Asma Afsaruddin (see photo), professor of Arabic and Islamic Studies at the University of Notre Dame in Indiana (USA), in her book The First Muslims: History and Memory argues that the Islamist depiction of the early history of Islam is dead wrong. It is not 'the real Islam', and she has excellent arguments.
She concludes: "It is quite clear that those whom we call 'modernists' today are in fact much closer to the salaf as-salih in their world view, as reflected in the early sources." In fact, she goes on to call the modernists "the true salafis". In other words, under the standards that Islamists themselves set, they fall short.

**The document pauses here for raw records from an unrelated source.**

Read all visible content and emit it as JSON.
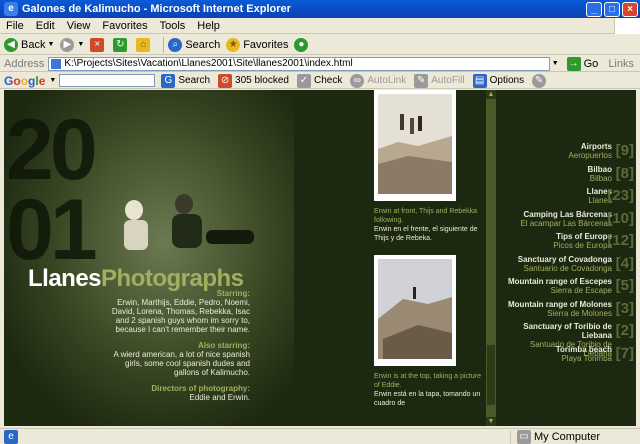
{
  "window": {
    "title": "Galones de Kalimucho - Microsoft Internet Explorer"
  },
  "menu": [
    "File",
    "Edit",
    "View",
    "Favorites",
    "Tools",
    "Help"
  ],
  "toolbar": {
    "back": "Back",
    "search": "Search",
    "favorites": "Favorites"
  },
  "address": {
    "label": "Address",
    "url": "K:\\Projects\\Sites\\Vacation\\Llanes2001\\Site\\llanes2001\\index.html",
    "go": "Go",
    "links": "Links"
  },
  "googlebar": {
    "logo": "Google",
    "search": "Search",
    "blocked": "305 blocked",
    "check": "Check",
    "autolink": "AutoLink",
    "autofill": "AutoFill",
    "options": "Options"
  },
  "page": {
    "bignum_top": "20",
    "bignum_bottom": "01",
    "headline_white": "Llanes",
    "headline_green": "Photographs",
    "starring_h": "Starring:",
    "starring": "Erwin, Marthijs, Eddie, Pedro, Noemi, David, Lorena, Thomas, Rebekka, Isac and 2 spanish guys whom im sorry to, because I can't remember their name.",
    "also_h": "Also starring:",
    "also": "A wierd american, a lot of nice spanish girls, some cool spanish dudes and gallons of Kalimucho.",
    "directors_h": "Directors of photography:",
    "directors": "Eddie and Erwin.",
    "caption1_en": "Erwin at front, Thijs and Rebekka following.",
    "caption1_es": "Erwin en el frente, el siguiente de Thijs y de Rebeka.",
    "caption2_en": "Erwin is at the top, taking a picture of Eddie.",
    "caption2_es": "Erwin está en la tapa, tomando un cuadro de"
  },
  "places": [
    {
      "en": "Airports",
      "es": "Aeropuertos",
      "count": "[9]"
    },
    {
      "en": "Bilbao",
      "es": "Bilbao",
      "count": "[8]"
    },
    {
      "en": "Llanes",
      "es": "Llanes",
      "count": "[23]"
    },
    {
      "en": "Camping Las Bárcenas",
      "es": "El acampar Las Bárcenas",
      "count": "[10]"
    },
    {
      "en": "Tips of Europe",
      "es": "Picos de Europa",
      "count": "[12]"
    },
    {
      "en": "Sanctuary of Covadonga",
      "es": "Santuario de Covadonga",
      "count": "[4]"
    },
    {
      "en": "Mountain range of Escepes",
      "es": "Sierra de Escape",
      "count": "[5]"
    },
    {
      "en": "Mountain range of Molones",
      "es": "Sierra de Molones",
      "count": "[3]"
    },
    {
      "en": "Sanctuary of Toribio de Liebana",
      "es": "Santuario de Toribio de Liebana",
      "count": "[2]"
    },
    {
      "en": "Torimba beach",
      "es": "Playa Torimba",
      "count": "[7]"
    }
  ],
  "status": {
    "zone": "My Computer"
  }
}
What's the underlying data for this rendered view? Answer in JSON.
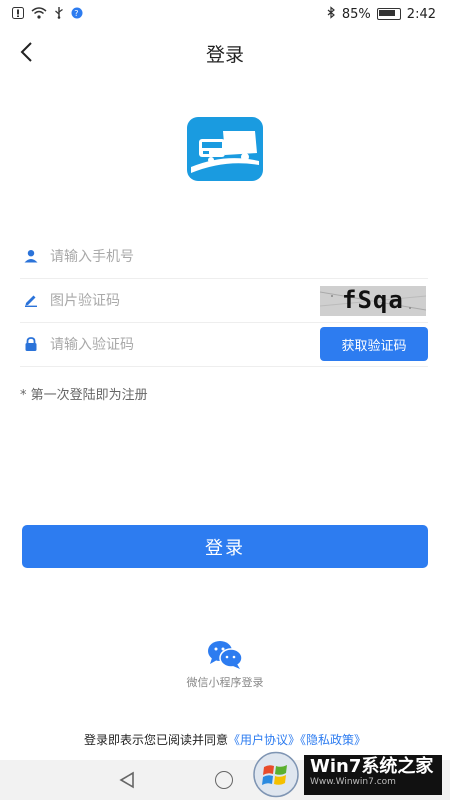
{
  "status_bar": {
    "left_icons": [
      "notification-icon",
      "wifi-icon",
      "usb-icon",
      "app-badge-icon"
    ],
    "bluetooth_icon": "bluetooth-icon",
    "battery_percent": "85%",
    "time": "2:42"
  },
  "header": {
    "title": "登录",
    "back_icon": "back-arrow-icon"
  },
  "logo": {
    "icon": "truck-logo-icon",
    "brand_color": "#1a9be0"
  },
  "form": {
    "phone": {
      "placeholder": "请输入手机号",
      "value": "",
      "icon": "user-icon"
    },
    "captcha": {
      "placeholder": "图片验证码",
      "value": "",
      "icon": "pencil-icon",
      "image_text": "fSqa"
    },
    "sms_code": {
      "placeholder": "请输入验证码",
      "value": "",
      "icon": "lock-icon",
      "button_label": "获取验证码"
    },
    "note": "* 第一次登陆即为注册"
  },
  "login_button": {
    "label": "登录"
  },
  "wechat": {
    "icon": "wechat-icon",
    "label": "微信小程序登录"
  },
  "agreement": {
    "prefix": "登录即表示您已阅读并同意",
    "user_agreement": "《用户协议》",
    "privacy_policy": "《隐私政策》"
  },
  "colors": {
    "accent": "#2d7cf0",
    "icon_blue": "#2b73d9"
  },
  "watermark": {
    "text": "Win7系统之家",
    "sub": "Www.Winwin7.com"
  }
}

In the area of women's rights, she shows that the Islamist view of women isn't based on how the salaf women actually lived, but on how 13th-15th century Islamic scholars misleadingly depicted the first generation of Muslim women. E.g., the 15th century scholar Ibn Hajar "editorialised" and engaged in a "reconstruction" of a number of the Muslim women from the 7th century, so they would come off as passive, docile and submissive as opposed to how they were really: active, involved in the public sphere, and independent.
For a good book review, see Ali Eteraz in the Guardian.